These tools are certainly Zero Trust capable, meaning they can help to enforce Zero Trust in environments where it is not yet present, Dunne noted, but it’s important to highlight that Zero Trust is more of a philosophy than a set of tools.
“Even more basic tools can work to enforce Zero Trust when implemented properly,” he said. “Strong security leadership and emphasis on Zero Trust from the top down is required to have success implementing a Zero Trust vision.”
The launch of the Critical Infrastructure Defense Project comes on the heels of a “Shields Up” alert last month by the U.S. Department of Homeland Security’s Cybersecurity and Infrastructure Security Agency.
“While there are no specific or credible cyber threats to the U.S. homeland at this time, Russia’s unprovoked attack on Ukraine, which has involved cyberattacks on [the] Ukrainian government and critical infrastructure organizations, may impact organizations both within and beyond the region,” the alert warned.
“Every organization — large and small — must be prepared to respond to disruptive cyber activity,” it added.
CISA Executive Assistant Director of Cybersecurity Eric Goldstein explained that many organizations, both public and private, are target-rich and resource-poor. “To address this gap, CISA launched a free catalog to help such organizations improve their security posture,” he told TechNewsWorld.
“This initial catalog includes offerings from CISA, the open-source community, and key partners in our Joint Cyber Defense Collaborative like Cloudflare and CrowdStrike,” he said. “Combined with foundational cybersecurity practices, these services can help organizations detect, prevent, and respond to cybersecurity risks.”
Targets for Retaliation
Critical infrastructure providers are at greater risk of cyberattacks now than before the beginning of the Ukrainian war, maintained Das. “The volume of attacks, as well as the frequency, are increasing exponentially,” he said.
“The other risk,” he added, “is that infrastructure providers will become a primary target as a way of retaliating against the sanctions on Russia.”
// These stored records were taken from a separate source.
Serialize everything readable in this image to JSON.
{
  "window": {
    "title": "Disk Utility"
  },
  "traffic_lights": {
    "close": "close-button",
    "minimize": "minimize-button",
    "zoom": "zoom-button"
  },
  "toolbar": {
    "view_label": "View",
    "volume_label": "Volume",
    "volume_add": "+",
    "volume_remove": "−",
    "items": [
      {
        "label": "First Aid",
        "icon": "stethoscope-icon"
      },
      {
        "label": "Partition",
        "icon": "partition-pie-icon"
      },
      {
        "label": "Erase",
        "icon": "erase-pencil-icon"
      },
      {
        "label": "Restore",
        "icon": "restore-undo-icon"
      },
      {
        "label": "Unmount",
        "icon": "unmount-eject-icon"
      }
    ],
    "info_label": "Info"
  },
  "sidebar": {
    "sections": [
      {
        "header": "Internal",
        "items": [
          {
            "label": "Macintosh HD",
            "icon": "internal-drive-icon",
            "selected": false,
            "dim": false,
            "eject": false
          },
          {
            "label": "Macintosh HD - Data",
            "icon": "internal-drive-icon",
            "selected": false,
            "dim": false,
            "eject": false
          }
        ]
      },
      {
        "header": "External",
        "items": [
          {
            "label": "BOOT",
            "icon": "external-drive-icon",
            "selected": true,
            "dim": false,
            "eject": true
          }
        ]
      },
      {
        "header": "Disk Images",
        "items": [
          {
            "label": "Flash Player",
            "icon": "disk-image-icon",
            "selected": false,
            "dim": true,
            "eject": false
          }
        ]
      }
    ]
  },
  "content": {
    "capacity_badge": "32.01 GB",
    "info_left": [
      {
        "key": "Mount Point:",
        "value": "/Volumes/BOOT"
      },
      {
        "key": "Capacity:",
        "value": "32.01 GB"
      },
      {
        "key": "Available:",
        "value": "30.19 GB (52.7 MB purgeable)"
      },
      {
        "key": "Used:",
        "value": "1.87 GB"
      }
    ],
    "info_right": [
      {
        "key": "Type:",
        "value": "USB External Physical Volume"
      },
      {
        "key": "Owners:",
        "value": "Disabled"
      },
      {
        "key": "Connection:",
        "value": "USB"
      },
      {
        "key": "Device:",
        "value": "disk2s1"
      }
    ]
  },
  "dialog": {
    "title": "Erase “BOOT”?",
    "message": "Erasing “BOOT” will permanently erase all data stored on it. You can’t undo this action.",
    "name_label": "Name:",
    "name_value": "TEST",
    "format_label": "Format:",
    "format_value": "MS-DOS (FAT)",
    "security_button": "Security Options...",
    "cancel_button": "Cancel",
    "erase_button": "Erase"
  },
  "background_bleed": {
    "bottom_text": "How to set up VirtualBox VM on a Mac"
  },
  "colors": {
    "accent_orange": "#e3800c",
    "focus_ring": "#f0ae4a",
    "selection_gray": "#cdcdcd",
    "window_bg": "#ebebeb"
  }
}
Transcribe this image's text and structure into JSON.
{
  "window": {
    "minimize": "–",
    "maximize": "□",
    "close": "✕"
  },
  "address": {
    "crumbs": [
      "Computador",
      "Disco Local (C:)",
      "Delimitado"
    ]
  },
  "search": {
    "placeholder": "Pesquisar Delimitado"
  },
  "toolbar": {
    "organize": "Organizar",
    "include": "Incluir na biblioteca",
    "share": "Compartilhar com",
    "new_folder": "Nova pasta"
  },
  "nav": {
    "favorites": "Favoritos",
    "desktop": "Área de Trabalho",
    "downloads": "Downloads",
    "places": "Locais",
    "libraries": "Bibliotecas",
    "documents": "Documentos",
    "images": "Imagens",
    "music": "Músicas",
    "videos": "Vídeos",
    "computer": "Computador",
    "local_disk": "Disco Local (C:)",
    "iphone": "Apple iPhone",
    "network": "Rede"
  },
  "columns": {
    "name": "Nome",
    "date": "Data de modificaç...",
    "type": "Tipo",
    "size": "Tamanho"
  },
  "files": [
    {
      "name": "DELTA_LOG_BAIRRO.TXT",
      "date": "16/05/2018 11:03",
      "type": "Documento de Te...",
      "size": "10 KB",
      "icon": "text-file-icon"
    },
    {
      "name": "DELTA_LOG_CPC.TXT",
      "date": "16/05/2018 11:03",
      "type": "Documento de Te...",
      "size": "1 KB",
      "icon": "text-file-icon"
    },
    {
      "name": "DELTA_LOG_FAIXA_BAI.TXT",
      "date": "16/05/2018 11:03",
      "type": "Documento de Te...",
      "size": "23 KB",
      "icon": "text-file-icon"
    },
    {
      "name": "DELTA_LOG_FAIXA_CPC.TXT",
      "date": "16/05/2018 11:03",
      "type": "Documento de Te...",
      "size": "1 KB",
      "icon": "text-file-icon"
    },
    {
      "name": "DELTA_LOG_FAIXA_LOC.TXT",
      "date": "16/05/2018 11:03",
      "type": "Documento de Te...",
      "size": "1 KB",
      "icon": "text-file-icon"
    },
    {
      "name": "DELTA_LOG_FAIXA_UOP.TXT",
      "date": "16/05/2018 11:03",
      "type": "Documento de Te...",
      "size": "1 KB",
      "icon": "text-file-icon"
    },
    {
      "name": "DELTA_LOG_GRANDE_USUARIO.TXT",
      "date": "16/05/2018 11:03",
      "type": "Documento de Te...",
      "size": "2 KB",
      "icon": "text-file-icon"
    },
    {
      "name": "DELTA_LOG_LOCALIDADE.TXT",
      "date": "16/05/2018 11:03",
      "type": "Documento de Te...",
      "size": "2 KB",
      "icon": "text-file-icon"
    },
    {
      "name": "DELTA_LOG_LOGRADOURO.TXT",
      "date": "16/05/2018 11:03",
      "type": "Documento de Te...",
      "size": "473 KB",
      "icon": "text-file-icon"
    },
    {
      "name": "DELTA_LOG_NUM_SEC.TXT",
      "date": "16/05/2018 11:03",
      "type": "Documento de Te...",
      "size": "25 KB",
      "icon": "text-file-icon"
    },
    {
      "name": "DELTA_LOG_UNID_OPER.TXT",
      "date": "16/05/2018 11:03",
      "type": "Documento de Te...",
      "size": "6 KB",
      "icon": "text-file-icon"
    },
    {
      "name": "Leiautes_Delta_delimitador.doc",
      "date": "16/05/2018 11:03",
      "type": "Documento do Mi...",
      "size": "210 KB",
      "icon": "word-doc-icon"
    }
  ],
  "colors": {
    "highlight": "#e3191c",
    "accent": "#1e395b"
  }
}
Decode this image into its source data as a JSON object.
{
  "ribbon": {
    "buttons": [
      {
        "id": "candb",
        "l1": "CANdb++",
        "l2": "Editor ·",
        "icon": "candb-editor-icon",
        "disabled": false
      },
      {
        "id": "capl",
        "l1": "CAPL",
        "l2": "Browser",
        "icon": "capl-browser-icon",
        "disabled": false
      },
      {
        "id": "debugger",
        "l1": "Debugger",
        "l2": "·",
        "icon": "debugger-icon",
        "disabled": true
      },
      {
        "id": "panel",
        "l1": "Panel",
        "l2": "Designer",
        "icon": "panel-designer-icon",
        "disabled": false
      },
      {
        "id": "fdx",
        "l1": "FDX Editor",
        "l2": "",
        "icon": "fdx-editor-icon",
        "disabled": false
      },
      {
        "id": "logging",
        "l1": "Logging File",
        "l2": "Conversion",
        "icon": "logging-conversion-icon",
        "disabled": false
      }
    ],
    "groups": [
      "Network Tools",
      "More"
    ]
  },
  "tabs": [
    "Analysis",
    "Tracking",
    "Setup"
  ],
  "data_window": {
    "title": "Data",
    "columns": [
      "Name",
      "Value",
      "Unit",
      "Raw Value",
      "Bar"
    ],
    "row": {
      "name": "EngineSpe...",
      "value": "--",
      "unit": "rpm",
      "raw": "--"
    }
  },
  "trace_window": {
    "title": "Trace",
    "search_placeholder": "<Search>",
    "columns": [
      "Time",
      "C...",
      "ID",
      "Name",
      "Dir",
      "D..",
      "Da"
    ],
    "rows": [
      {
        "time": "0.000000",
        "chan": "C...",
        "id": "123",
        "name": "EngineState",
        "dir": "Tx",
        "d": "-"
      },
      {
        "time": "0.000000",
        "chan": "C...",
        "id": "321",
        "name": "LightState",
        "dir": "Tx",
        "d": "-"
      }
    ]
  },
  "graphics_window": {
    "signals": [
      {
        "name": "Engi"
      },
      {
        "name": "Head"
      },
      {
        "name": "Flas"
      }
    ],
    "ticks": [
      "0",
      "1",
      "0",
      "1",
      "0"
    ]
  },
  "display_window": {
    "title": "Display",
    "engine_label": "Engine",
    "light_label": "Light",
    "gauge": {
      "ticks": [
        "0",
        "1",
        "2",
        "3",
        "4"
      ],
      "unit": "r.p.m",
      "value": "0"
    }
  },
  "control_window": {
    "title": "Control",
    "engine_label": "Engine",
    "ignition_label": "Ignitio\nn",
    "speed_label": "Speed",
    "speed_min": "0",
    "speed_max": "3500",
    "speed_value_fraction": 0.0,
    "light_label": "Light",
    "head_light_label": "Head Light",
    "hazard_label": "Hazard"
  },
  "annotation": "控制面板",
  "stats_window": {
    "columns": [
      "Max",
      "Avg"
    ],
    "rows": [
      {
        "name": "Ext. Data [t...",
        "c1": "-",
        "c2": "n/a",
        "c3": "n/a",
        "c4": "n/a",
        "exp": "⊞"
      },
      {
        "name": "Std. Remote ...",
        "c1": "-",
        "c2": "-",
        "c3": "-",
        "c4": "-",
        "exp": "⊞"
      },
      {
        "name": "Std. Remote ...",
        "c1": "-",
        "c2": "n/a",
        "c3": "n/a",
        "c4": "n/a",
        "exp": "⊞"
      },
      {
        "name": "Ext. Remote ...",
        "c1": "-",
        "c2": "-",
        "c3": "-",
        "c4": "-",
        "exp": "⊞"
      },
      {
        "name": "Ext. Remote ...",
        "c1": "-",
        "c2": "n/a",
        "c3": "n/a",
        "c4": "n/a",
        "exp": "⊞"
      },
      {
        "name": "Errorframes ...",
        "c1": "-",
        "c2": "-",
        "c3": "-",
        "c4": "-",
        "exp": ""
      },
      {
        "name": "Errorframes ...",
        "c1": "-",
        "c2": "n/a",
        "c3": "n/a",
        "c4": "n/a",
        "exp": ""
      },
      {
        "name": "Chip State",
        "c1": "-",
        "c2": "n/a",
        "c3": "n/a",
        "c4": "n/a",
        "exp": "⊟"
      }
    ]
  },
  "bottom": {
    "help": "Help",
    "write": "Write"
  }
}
Dunne added that while the U.S. has not yet seen a major increase in newsworthy breaches since the war began, much of this war is being fought on the cyber battlefields.
“We can expect it is only a matter of time before Russian cyber forces retaliate against the NATO allies that are supporting Ukraine during the invasion,” he said. “The targets most ripe for attack will be critical infrastructure, where much of the IT landscape relies on legacy solutions, and the impact of even a day of downtime can be massive.”
Energy infrastructure, in particular, may be a prime target. “As the U.S. begins to look at eliminating dependence on Russian oil,” Dunne warned, “cyberattackers may target domestic pipelines once more to see if they can cripple the movement of oil and increase reliance on Russian oil imports in the U.S.”